The Cuban Revolution succeeded in 1959 in the face of official U.S. opposition, an abortive Bay of Pigs invasion, and an economic embargo. Cuban dependence on the United States dated to the U.S. occupation of the island from 1898 to 1901 and subsequent interventions in 1906-1909, 1912, and 1917. Historically, the Cuban economy has depended on the export of sugar. Before the revolution the United States imported the largest share of Cuban sugar; after 1960 the Soviet Union assumed this role, and in exchange Cuba had to import its fuel and some of its foodstuffs, raw materials, and capital goods.

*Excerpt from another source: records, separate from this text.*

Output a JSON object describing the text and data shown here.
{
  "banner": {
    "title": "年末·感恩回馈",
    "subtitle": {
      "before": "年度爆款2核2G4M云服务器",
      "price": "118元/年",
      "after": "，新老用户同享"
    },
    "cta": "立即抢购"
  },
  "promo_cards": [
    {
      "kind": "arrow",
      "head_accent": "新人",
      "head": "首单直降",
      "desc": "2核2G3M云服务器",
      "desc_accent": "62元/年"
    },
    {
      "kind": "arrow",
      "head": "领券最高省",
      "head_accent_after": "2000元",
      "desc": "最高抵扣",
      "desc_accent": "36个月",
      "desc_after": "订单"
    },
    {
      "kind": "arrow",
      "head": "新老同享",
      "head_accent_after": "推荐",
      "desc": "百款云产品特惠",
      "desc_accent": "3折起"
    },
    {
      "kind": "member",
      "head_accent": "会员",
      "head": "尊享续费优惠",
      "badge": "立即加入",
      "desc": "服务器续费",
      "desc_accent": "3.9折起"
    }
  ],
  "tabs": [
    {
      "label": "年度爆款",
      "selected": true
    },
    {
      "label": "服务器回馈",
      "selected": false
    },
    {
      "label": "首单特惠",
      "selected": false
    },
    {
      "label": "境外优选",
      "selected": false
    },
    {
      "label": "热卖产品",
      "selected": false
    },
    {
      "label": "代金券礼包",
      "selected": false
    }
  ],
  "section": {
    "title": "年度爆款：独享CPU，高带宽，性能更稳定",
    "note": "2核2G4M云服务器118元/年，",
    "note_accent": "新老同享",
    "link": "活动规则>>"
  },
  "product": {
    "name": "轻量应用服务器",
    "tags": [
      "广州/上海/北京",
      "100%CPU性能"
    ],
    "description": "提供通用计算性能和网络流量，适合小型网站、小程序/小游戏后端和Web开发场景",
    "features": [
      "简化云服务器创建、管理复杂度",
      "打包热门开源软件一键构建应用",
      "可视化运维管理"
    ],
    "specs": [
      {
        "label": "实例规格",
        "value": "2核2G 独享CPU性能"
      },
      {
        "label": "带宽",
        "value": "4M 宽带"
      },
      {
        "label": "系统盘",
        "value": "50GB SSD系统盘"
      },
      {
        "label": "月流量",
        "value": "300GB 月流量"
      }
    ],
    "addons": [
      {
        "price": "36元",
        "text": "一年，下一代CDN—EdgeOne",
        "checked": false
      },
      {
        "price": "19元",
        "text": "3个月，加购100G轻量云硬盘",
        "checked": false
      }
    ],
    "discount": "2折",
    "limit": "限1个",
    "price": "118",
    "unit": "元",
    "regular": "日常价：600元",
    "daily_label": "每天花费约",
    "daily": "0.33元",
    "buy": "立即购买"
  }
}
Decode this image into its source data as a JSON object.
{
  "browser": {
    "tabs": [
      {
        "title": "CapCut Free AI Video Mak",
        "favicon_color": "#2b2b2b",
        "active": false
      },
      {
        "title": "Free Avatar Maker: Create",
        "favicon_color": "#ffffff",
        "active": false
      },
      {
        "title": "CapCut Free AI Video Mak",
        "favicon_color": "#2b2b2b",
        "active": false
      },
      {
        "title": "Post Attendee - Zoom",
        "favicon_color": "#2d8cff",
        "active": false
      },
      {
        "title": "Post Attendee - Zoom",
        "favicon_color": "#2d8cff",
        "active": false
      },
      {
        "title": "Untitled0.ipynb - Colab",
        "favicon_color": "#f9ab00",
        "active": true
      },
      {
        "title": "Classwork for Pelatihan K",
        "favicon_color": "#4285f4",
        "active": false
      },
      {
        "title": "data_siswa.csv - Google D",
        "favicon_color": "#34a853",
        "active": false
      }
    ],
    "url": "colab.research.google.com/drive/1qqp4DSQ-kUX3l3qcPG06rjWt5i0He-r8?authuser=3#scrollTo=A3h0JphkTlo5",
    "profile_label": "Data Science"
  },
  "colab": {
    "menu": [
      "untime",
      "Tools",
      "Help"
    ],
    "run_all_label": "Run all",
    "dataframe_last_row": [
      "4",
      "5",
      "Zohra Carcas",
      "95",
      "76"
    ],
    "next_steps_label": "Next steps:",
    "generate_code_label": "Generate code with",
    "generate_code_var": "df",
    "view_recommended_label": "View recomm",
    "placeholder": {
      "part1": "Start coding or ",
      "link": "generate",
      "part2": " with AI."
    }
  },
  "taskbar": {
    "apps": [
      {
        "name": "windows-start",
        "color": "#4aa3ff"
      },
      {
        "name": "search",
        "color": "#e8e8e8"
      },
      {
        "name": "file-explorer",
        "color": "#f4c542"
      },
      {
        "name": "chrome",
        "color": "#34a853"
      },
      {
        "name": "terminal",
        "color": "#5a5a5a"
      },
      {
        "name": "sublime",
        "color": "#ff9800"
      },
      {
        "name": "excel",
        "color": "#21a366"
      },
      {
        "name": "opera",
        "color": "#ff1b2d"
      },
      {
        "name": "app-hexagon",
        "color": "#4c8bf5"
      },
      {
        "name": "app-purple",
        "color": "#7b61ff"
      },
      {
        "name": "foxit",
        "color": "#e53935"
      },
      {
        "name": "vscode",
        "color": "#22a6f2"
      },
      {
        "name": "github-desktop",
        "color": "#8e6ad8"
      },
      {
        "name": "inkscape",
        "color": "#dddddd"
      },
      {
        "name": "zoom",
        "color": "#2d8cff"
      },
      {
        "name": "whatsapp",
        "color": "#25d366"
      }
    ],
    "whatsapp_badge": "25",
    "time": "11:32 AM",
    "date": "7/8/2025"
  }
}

chapter |7 pages


ByRonald H. Chilcote

part 1|76 pages

Democracy and Socialism

chapter 1|5 pages

Reform and the Future of Cuban Socialism

ByJulio Carranza Valdés, Clare Weber

chapter 2|14 pages

Cuba: Utopia and Reality Thirty Years Later

ByJuan Antonio Blanco, James Bloyd

chapter 3|16 pages

Political Culture and Popular Participation

ByRafael Hernández, Dilla Haroldo, Jennifer Dugan Abbassi, Jean Díaz

chapter 4|14 pages

Political Leadership in Cuba

ByGeorgina Suárez Hernández, Aníbal Yáñez

chapter 5|18 pages

Cuban Socialism: Prospects and Challenges

ByFernando Martínez Heredia, Janell Pierce

chapter 6|6 pages

Reflections on the Lessons of Che

ByArmando Hart Dávalos, Aníbal Yáñez

part 2|53 pages

Economic Development

chapter 7|16 pages

The Creativity of Che’s Economic Thought

ByCarlos Tablada, Michael Baumann

chapter 8|15 pages

Cuban Economic Policy in the Process of Rectification

ByJosé Luis Rodríguez García, Philip R. Martínez

chapter 9|12 pages

Structural Changes in the Cuban Economy

ByMiguel Alejandro Figueras, Diana Alarcón, Terry McKinley

chapter 10|7 pages

The Transformation of the Cuban Sugar Complex

ByMiguel Alejandro Figueras, Jennifer Dugan Abbassi

part 3|46 pages

Social Questions

chapter 11|6 pages

Youth and the Cuban Revolution

ByJuan Luis Martín, Aníbal Yáñez

chapter 12|15 pages

Social Policy and the Family in Socialist Cuba

ByInés Cristina Reca, Sarah Stookey

chapter 13|11 pages

Medical Applications of High Technology in Cuba

ByManuel Limonta Vidal, Guillermo Padrón, Margaret Gilpin

chapter 14|10 pages

Thirty Years of Cuban Revolutionary Penal Law

ByRaúl Gómez Treto